Updated April 23, at 11:45 a.m. Eastern.
Kenyan digital journalist Dickens Onditi Olewe wants to help journalists across Africa improve their coverage of hard-to-reach places by giving them an “eye in the sky” aerial view.
But instead of expensive helicopters, he’s interested in low-cost drone technology, which he says has the potential to revolutionize media access to frontline events and stories in remote areas.
Last year, Olewe founded AfricanSkyCAM, Africa’s first drone journalism team, to use unmanned aerial vehicles (UAVs) and camera-equipped balloons to give journalists an added perspective in storytelling. Based in Nairobi, AfricanSkyCAM is in the process of expanding across the continent.
“Africa is a massive continent with vast numbers of its one billion people still living in isolated rural areas,” Olewe told IJNet. “Just think how useful drones can be here.”
AfricanSkyCAM was one of 20 winners of the 2012 African News Innovation Challenge (ANIC). The competition encourages experimentation in digital technologies and supports the best innovations designed to strengthen African news organizations.
The concept for AfricanSkyCAM was born when Olewe, a journalist with The Star Newspaper in Nairobi, was working on a piece about flooding at Lake Nakuru National Park. He had helped build a mobile-based citizen reporting app to crowdsource photos and video of the floods, but realized that an aerial view would give the story a much richer perspective.
A few months later, AfricanSkyCAM's first project documented flooding at the park.
“We have floods in this country pretty much always, and journalists often go out with random fisherman on a boat, risking their equipment and shooting at eye level, which doesn’t give you scale of the floods,” he says. “So I thought having an ‘eye in the sky’ would be much better.”
The project's early successes at reporting floods has sparked interest from media elsewhere on the continent, with requests from newsrooms in Nigeria and South Africa who want to host their own drone teams. The growing interest has prompted Olewe to establish a continental association, africanDRONE, to help both media and other users access the training, equipment, and technical support they would need to be effective.
Drone technology has been used by media across the world, including by CNN in the United States, BBC in the United Kingdown and Australia’s ABC. Unlike those countries, Kenya has few laws restricting the flight of remote-controlled planes. But this freedom isn't a boon for drone journalism, Olewe says.
“The fact that we don’t have a law means anyone can buy and use the technology, which creates a very big problem,” Olewe said. Authorities can harass or stop operators, and anyone without training can operate "equipment which can cause injury and death" if misused.
On March 7, Kenyan newspapers published a picture of a civilian drone that crashed on a farm, causing panic among locals. The Star newspaper published the picture of the UAV on the front page with the headline: “Mysterious flying object drops in Naivasha.”

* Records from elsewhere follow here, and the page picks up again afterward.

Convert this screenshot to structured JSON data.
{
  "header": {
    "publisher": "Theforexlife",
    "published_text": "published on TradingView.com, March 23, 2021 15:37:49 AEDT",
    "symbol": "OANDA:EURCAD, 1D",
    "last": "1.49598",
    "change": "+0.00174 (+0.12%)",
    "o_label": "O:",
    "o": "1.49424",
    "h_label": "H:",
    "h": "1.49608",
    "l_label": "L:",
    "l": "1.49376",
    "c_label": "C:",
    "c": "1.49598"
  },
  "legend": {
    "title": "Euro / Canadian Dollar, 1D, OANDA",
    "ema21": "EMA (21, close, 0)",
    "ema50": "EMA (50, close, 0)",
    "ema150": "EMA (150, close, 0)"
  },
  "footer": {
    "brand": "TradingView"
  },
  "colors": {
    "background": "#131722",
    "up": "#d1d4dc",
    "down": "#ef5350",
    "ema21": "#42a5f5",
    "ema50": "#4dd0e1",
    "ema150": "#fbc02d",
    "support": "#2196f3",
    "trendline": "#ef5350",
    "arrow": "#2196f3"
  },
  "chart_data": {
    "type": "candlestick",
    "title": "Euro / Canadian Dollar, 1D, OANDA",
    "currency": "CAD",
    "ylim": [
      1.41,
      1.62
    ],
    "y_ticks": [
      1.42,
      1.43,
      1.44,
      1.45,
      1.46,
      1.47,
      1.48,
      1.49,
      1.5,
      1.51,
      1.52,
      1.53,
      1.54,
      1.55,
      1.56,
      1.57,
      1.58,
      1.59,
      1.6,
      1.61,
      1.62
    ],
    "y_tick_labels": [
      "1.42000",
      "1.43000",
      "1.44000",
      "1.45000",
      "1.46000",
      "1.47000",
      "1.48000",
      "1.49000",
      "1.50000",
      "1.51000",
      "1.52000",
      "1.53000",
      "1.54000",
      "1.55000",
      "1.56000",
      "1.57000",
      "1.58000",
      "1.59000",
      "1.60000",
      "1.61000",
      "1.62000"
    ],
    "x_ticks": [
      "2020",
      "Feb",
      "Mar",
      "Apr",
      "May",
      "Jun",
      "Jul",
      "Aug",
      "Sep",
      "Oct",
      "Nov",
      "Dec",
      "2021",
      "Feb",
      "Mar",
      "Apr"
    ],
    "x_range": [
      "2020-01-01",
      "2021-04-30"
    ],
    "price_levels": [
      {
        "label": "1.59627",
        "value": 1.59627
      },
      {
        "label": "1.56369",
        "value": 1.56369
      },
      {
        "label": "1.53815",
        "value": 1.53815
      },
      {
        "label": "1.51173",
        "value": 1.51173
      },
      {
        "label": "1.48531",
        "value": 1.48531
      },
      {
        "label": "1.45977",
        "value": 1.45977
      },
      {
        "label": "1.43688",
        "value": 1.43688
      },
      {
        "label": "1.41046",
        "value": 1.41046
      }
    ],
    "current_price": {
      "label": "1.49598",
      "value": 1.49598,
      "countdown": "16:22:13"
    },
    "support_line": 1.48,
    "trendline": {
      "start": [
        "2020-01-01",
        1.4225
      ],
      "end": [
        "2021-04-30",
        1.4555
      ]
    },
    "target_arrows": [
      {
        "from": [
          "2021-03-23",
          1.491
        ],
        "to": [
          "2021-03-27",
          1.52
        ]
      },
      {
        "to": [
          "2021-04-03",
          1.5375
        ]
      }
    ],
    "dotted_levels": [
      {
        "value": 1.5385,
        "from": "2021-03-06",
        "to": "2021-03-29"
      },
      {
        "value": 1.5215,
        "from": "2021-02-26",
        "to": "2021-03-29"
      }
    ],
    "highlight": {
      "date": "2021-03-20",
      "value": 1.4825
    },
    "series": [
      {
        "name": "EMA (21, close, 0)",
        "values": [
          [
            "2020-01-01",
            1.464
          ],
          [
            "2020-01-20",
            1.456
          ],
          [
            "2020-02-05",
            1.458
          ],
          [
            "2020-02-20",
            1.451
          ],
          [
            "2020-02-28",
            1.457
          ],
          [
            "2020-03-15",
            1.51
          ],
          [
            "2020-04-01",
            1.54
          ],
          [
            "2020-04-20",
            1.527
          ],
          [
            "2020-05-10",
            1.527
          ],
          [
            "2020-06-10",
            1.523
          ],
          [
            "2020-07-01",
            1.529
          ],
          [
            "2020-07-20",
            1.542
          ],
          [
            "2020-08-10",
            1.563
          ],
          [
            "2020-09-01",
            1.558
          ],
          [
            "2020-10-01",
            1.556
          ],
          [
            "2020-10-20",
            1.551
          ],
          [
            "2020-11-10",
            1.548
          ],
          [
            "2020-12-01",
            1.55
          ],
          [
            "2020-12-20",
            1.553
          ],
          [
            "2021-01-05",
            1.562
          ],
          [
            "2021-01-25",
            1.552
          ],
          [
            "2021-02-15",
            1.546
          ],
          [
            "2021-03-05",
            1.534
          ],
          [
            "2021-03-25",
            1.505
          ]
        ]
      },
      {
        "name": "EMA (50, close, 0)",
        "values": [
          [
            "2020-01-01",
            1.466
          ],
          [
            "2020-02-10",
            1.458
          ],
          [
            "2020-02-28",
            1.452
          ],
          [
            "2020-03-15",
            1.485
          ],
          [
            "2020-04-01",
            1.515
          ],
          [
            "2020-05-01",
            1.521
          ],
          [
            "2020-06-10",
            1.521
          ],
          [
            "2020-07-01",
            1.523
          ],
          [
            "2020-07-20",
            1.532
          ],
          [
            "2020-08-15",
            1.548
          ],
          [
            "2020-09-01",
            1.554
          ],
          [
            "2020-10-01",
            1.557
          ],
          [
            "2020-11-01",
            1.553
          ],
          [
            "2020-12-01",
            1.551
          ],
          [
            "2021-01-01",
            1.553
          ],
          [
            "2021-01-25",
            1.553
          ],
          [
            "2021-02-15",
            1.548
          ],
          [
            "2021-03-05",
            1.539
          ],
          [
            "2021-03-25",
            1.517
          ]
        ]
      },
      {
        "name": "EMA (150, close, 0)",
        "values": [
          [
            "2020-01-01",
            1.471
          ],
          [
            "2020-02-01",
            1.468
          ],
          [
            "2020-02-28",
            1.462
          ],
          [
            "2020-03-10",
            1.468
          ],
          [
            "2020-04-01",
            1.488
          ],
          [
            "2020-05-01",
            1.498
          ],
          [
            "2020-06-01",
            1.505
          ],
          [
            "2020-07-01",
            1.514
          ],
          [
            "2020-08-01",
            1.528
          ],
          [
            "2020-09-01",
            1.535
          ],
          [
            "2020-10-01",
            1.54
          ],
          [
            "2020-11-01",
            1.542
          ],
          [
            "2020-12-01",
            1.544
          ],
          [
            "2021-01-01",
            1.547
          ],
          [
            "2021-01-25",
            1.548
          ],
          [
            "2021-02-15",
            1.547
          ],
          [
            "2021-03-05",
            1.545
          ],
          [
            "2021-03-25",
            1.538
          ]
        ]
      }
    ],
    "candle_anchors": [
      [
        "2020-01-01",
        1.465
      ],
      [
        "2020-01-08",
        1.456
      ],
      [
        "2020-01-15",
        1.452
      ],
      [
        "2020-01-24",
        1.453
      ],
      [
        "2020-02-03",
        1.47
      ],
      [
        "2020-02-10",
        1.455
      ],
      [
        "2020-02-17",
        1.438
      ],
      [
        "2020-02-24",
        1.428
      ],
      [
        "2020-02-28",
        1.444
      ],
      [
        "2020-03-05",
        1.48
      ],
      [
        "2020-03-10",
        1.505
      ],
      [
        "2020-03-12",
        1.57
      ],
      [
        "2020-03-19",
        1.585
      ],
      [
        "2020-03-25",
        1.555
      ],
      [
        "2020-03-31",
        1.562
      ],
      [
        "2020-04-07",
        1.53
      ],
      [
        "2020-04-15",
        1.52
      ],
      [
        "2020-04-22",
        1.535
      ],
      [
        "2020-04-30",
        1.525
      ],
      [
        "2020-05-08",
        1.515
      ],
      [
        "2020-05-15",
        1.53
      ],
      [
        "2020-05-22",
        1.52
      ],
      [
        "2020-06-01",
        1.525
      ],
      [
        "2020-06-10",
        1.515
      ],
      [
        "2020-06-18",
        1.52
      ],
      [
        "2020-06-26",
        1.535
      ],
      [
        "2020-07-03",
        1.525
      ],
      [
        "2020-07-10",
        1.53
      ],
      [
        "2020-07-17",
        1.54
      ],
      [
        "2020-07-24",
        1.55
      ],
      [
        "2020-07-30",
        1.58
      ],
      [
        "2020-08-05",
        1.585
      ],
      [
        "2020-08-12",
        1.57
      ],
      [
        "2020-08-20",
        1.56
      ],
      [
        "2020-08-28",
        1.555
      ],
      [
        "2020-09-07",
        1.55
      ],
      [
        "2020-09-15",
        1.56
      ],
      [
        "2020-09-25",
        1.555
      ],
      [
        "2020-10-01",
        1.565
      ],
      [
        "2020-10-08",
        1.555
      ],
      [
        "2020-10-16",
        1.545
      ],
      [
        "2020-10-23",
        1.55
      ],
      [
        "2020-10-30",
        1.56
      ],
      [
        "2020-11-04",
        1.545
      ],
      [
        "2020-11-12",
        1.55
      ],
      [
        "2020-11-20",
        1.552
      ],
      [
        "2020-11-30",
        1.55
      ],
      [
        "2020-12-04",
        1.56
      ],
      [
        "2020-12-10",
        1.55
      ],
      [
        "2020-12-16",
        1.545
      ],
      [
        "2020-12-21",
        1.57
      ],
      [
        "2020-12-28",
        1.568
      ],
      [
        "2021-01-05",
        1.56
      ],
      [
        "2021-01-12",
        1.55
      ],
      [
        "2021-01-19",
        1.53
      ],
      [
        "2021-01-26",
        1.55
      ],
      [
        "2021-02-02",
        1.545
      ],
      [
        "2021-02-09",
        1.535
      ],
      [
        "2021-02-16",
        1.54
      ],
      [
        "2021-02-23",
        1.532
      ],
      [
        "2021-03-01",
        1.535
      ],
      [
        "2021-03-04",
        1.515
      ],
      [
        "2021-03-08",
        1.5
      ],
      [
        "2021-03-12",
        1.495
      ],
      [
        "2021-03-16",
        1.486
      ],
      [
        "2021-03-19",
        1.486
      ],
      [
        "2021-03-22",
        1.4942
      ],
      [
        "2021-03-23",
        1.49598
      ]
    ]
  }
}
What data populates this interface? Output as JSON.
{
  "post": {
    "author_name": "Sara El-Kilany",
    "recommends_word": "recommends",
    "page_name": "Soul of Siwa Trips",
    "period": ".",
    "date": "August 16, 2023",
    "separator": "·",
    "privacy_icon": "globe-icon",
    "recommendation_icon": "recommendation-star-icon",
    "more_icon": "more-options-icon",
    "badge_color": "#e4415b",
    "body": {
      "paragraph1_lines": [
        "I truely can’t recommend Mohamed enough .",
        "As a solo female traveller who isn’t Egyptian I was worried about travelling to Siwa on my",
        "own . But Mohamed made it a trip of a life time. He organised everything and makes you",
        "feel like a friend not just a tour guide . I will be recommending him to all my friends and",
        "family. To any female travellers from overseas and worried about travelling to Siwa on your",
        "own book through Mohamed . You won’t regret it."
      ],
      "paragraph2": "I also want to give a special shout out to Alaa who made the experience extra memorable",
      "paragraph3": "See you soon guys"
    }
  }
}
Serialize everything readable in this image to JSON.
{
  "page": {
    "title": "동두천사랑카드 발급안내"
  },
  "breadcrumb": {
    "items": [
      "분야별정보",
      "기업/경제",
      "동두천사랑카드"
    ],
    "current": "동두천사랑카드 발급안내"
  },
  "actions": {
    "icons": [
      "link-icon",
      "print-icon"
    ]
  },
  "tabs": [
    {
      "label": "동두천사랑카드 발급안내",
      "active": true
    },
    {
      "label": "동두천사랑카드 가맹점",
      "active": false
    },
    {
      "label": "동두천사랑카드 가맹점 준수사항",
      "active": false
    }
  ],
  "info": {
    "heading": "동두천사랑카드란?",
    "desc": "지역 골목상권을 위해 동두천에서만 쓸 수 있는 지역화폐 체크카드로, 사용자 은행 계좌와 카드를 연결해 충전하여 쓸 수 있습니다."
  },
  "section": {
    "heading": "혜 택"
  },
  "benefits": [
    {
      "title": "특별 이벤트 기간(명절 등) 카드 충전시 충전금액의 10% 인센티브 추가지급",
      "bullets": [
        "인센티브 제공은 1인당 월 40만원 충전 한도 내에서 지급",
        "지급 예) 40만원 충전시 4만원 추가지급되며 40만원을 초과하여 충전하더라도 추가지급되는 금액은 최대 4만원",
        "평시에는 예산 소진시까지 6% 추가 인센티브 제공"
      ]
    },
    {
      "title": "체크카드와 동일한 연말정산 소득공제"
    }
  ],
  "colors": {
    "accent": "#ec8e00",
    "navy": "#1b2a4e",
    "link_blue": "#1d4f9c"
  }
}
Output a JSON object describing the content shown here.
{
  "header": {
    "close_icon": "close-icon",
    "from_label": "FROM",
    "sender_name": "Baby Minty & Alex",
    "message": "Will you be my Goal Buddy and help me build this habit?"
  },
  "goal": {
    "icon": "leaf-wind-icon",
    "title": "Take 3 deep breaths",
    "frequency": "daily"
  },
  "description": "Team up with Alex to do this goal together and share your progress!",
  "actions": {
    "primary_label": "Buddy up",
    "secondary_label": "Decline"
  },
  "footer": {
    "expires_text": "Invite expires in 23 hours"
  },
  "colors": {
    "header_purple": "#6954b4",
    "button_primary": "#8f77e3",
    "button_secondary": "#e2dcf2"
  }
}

To help the Kenya public get used to the technology, Olewe is partnering with conservationists, emergency services personnel and journalists to “carve a softer image for drones” by adopting the equipment in their work and participating in experiments.
“We actually are bringing this equipment to the public space, and getting people comfortable with it,” he says. “My strategy is to show that other sectors can use drones and are using them for business.”
Last month, AfricanSkyCAM partnered with Ben Kreimer from the Drone Journalism Lab at the University of Nebraska. Using a DJI phantom quadcopter, they covered a rally at Machakos People’s Park, produced a promotional video for the Paradise Lost recreation park in Kiambu County and partnered with CCTV Africa to film the Ol Pejeta conservancy and its animals.
Future applications could include monitoring poaching of endangered species and covering violent clashes, Olewe said.
AfricanSkyCAM's next step is to partner with like-minded media across the region to share knowledge and experience, and to help kickstart the adoption of low-cost drone technology in storytelling.
Olewe is also creating a best-practices manual, and he'll spend the 2014-2015 academic year as a John S. Knight International Journalism Fellow, developing ideas for an African drone journalism corps.
Jessica Weiss, a former IJNet managing editor, is a Bogotá-based freelance journalist.
Global media innovation content related to the projects and partners of the ICFJ Knight International Journalism Fellows on IJNet is supported by the John S. and James L. Knight Foundation and edited by Jennifer Dorroh.
Image courtesy of Flickr user Don McCullough under a Creative Commons license.